I’m just about to head off to my Brazilian Jiu-Jitsu class. That’s something new that I’ve started recently. I was struggling to find the motivation to get myself to attend the class tonight. I had all kinds of excuses: it’s raining, it’s Friday night, I’m tired, it’s been a really busy week at work. But the real reason, what it boils down to if I’m completely honest with myself, is that it’s very uncomfortable.
Jiu-Jitsu is physically uncomfortable – I’m rolling with men who are younger, bigger and stronger than me – and they’re trying to choke me or put me in an arm lock! But actually, the physical discomfort is minor compared to the psychological discomfort. The real source of discomfort is that I’m new at Jiu-Jitsu and I suck! It’s uncomfortable doing things that you’re not very good at, it’s really challenging. So I’m way outside my comfort zone.
It’s challenging to get yourself to show up and do something that you know intellectually is good for you but which you find difficult. We want the results – for example, physical fitness, feeling in shape and the confidence of knowing how to defend yourself in any situation. And it is good fun when you actually get there. But it does suck being completely new because it feels overwhelming like you’re never going to get it. I think that’s the real reason why it was difficult to motivate myself.
Fortunately, I’ve got lots of techniques and strategies available to get myself motivated. I’ve studied and practiced self-motivation since I was about 16 years old. So the one I used tonight is from the Roman emperor Marcus Aurelius, who is a stoic philosopher.

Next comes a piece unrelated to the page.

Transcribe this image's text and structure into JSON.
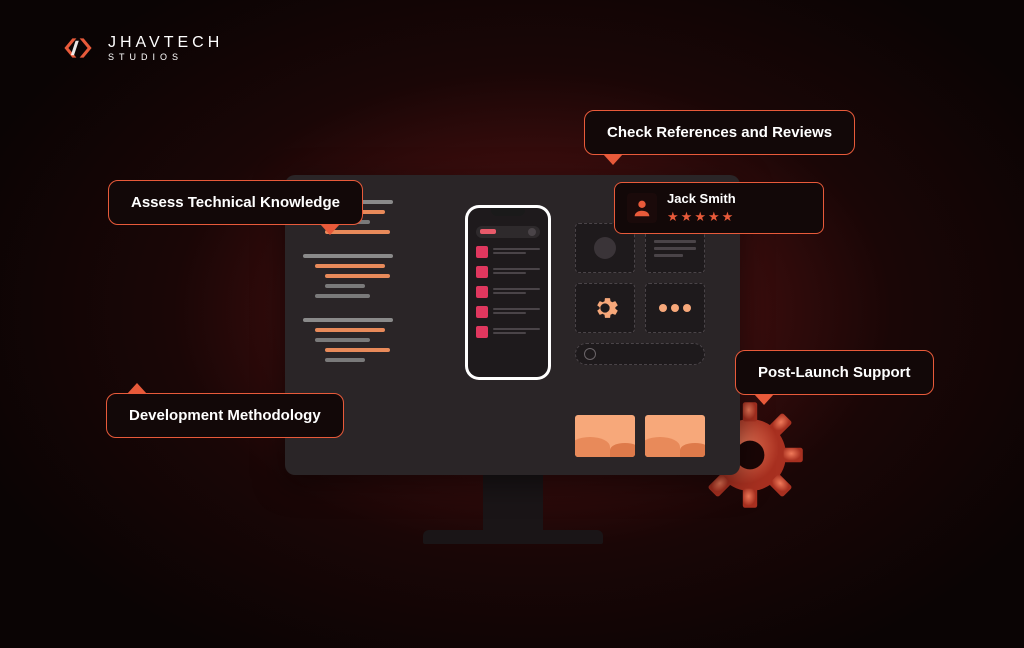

Here’s how it works. You picture someone that you really admire or alternatively imagine your best self — you at your very best, the person you aspire to become. Then ask yourself the question, “what would the person you’re picturing do in this situation?” Would they, for example, skip class to watch TV and eat pizza? Or would they get themselves to follow through, to take action and to do the class which is tough but will be ultimately more rewarding? And when I asked myself this question, the answer was obvious. And I put on my judo Gi (uniform) got in the car to drive to Jiu-Jitsu.
So I’d be keen to hear your comments – feel free to post below. What do you find challenging to motivate yourself to do? How do you motivate yourself in those situations when you want the reward or the results but you’re finding it tough to summon the energy to take action?
By the way, if you would like to have a business coach, someone to help you stay focused on your goals, hold you accountable and support you to take the necessary action no matter how uncomfortable or what challenges may arise, then get in touch.